School leavers are flocking to agricultural courses at universities across Australia in a sharp turnaround because of world food security fears, good graduate jobs and the desire to work with animals.
Applications for some agricultural courses have jumped by 50 to 90 per cent this year, while demand is up everywhere.
The University of Adelaide’s Bachelor of Science (Animal Science) Degree has attracted 150 applications, but can cater for only 100 people, while its Bachelor of Agricultural Science Degree is up from 35 people last year to 55 this year.
The university’s deputy executive dean (Roseworthy Campus) Professor Phil Hynd said the animal science degree has been a big success since starting in 2005, attracting many urban students who would never have considered a career in the sector.

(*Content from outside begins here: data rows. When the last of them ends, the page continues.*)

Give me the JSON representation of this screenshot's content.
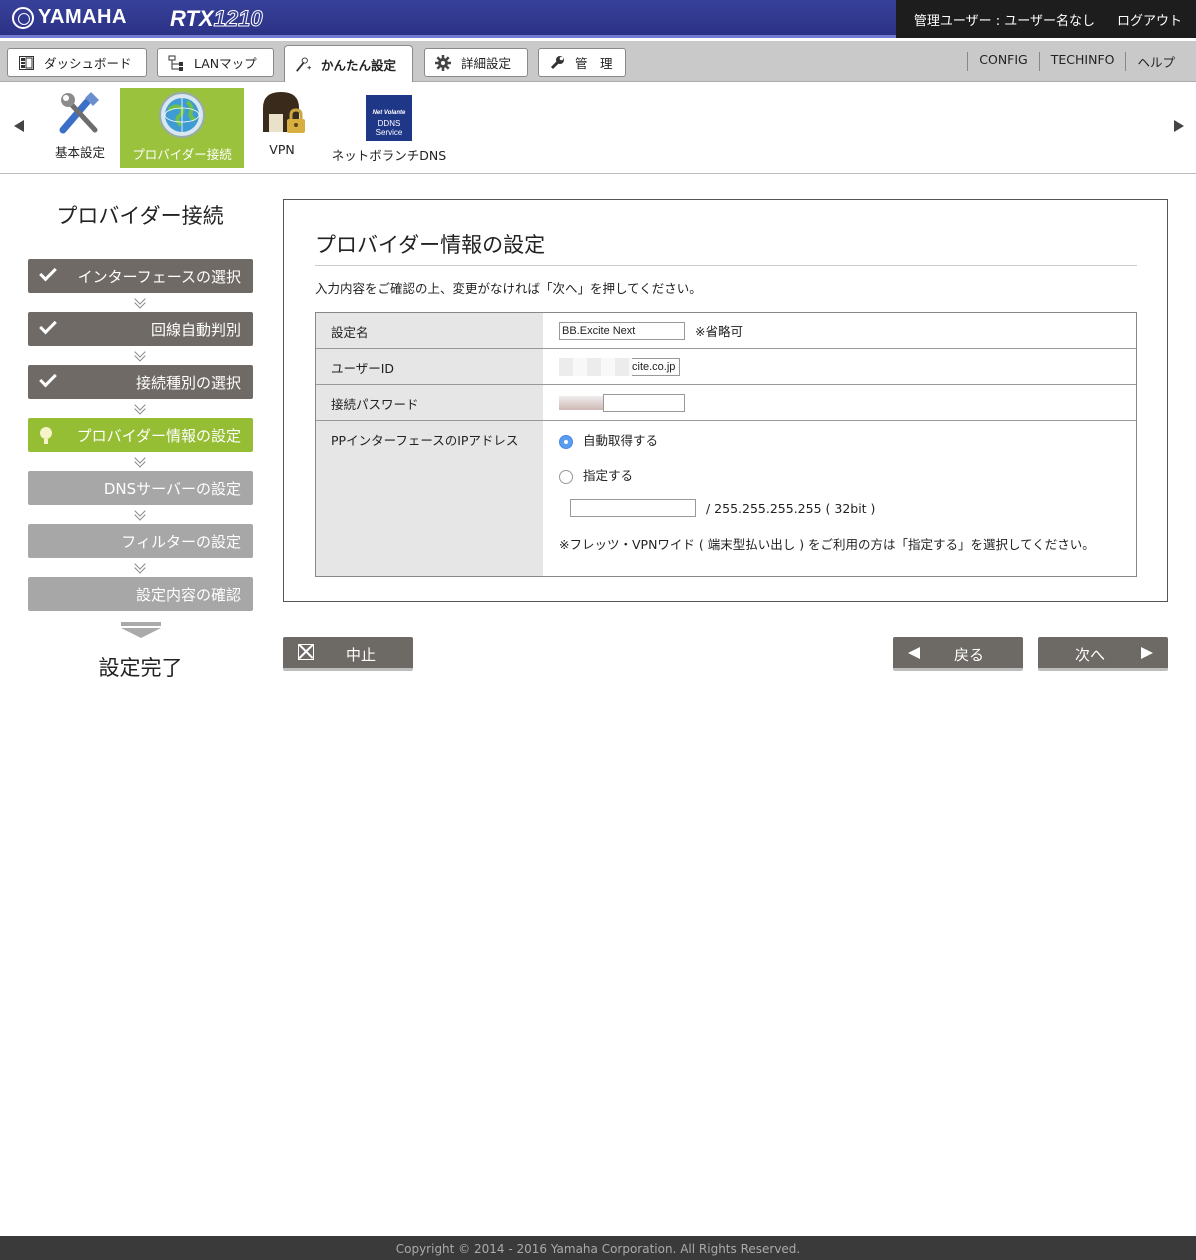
{
  "header": {
    "brand": "YAMAHA",
    "model_prefix": "RTX",
    "model_num": "1210",
    "user_label": "管理ユーザー : ユーザー名なし",
    "logout": "ログアウト"
  },
  "nav": {
    "tabs": [
      {
        "label": "ダッシュボード",
        "icon": "dashboard-icon"
      },
      {
        "label": "LANマップ",
        "icon": "lan-map-icon"
      },
      {
        "label": "かんたん設定",
        "icon": "wand-icon"
      },
      {
        "label": "詳細設定",
        "icon": "gear-icon"
      },
      {
        "label": "管　理",
        "icon": "wrench-icon"
      }
    ],
    "active_tab": "かんたん設定",
    "links": [
      "CONFIG",
      "TECHINFO",
      "ヘルプ"
    ]
  },
  "wizard_icons": [
    {
      "label": "基本設定",
      "icon": "tools-icon"
    },
    {
      "label": "プロバイダー接続",
      "icon": "globe-icon"
    },
    {
      "label": "VPN",
      "icon": "vpn-lock-icon"
    },
    {
      "label": "ネットボランチDNS",
      "icon": "ddns-service-icon",
      "icon_text": [
        "Net Volante",
        "DDNS",
        "Service"
      ]
    }
  ],
  "steps": {
    "title": "プロバイダー接続",
    "items": [
      {
        "label": "インターフェースの選択",
        "state": "done"
      },
      {
        "label": "回線自動判別",
        "state": "done"
      },
      {
        "label": "接続種別の選択",
        "state": "done"
      },
      {
        "label": "プロバイダー情報の設定",
        "state": "current"
      },
      {
        "label": "DNSサーバーの設定",
        "state": "todo"
      },
      {
        "label": "フィルターの設定",
        "state": "todo"
      },
      {
        "label": "設定内容の確認",
        "state": "todo"
      }
    ],
    "complete": "設定完了"
  },
  "main": {
    "title": "プロバイダー情報の設定",
    "description": "入力内容をご確認の上、変更がなければ「次へ」を押してください。",
    "fields": {
      "name_label": "設定名",
      "name_value": "BB.Excite Next",
      "name_note": "※省略可",
      "userid_label": "ユーザーID",
      "userid_value": "cite.co.jp",
      "password_label": "接続パスワード",
      "ip_label": "PPインターフェースのIPアドレス",
      "ip_auto": "自動取得する",
      "ip_manual": "指定する",
      "ip_suffix": "/ 255.255.255.255 ( 32bit )",
      "ip_note": "※フレッツ・VPNワイド ( 端末型払い出し ) をご利用の方は「指定する」を選択してください。"
    }
  },
  "buttons": {
    "cancel": "中止",
    "back": "戻る",
    "next": "次へ"
  },
  "footer": "Copyright © 2014 - 2016 Yamaha Corporation. All Rights Reserved.",
  "colors": {
    "header_blue": "#2b3286",
    "accent_green": "#95be34",
    "step_done": "#6f6a65",
    "step_todo": "#a7a7a7"
  }
}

Its graduates work as hatchery managers, poultry welfare officers and nutritionists. Others have become zoo keepers.
Lienert Australia nutritionist Cassie deKoning undertook the Bachelor of Science (Animal Science) degree because it offers a broad range of outcomes, graduating in 2011.